In no way a pro wrestling book, this might appeal to dedicated O’Neil fans.
It’s half-autobiography, half-social science manual, but only deals with O’Neil’s childhood and university days. The wrestling references limited to a couple of paragraphs on his spectacular Saudi Arabia ring entrance and winning the tag titles, plus a page or two describing his entry into the developmental system.
Instead the book is a well-written argument about the need to give children positive reinforcement rather than dismiss them as inherently misbehaved. Much of it is based around his own experience in a single parent family from a disadvantaged background and his time in a retreat camp for troubled teens.

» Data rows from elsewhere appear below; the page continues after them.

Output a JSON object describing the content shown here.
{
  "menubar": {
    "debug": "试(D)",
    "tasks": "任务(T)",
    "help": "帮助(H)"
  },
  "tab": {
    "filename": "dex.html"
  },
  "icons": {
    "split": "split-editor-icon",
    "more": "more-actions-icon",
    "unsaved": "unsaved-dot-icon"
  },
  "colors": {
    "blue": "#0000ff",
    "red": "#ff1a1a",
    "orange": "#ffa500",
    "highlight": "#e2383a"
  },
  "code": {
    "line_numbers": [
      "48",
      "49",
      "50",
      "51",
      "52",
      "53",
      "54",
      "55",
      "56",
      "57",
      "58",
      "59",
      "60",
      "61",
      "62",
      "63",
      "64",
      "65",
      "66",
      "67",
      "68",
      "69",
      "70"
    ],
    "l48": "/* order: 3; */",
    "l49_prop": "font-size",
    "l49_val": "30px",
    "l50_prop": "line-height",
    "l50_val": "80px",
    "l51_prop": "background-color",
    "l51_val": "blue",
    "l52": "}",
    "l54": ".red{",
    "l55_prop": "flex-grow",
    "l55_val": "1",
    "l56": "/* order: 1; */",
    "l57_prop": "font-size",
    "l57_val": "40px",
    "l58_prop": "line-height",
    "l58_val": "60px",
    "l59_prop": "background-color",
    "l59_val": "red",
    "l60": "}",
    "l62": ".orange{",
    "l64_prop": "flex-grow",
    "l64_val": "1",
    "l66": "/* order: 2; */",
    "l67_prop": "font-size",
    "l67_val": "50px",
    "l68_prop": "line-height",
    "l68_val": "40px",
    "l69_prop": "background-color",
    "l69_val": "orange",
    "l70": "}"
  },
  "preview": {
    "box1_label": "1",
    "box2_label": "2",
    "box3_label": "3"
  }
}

Considering most of the examples and arguments are simply elaborations on the theme of the title, it doesn’t become repetitive and certainly might interest those in the education and social care sector. There’s also some interesting takes on the college sports culture.
However, it’s impossible to recommend this to anyone whose sole motivation in reading it is O’Neill’s wrestling status, other than his most devoted fans. Instead it’s a book that will appeal or not in its own right and those who still choose to read it with that knowledge will likely find it worthwhile.
Thanks to the publisher for supplying a review copy.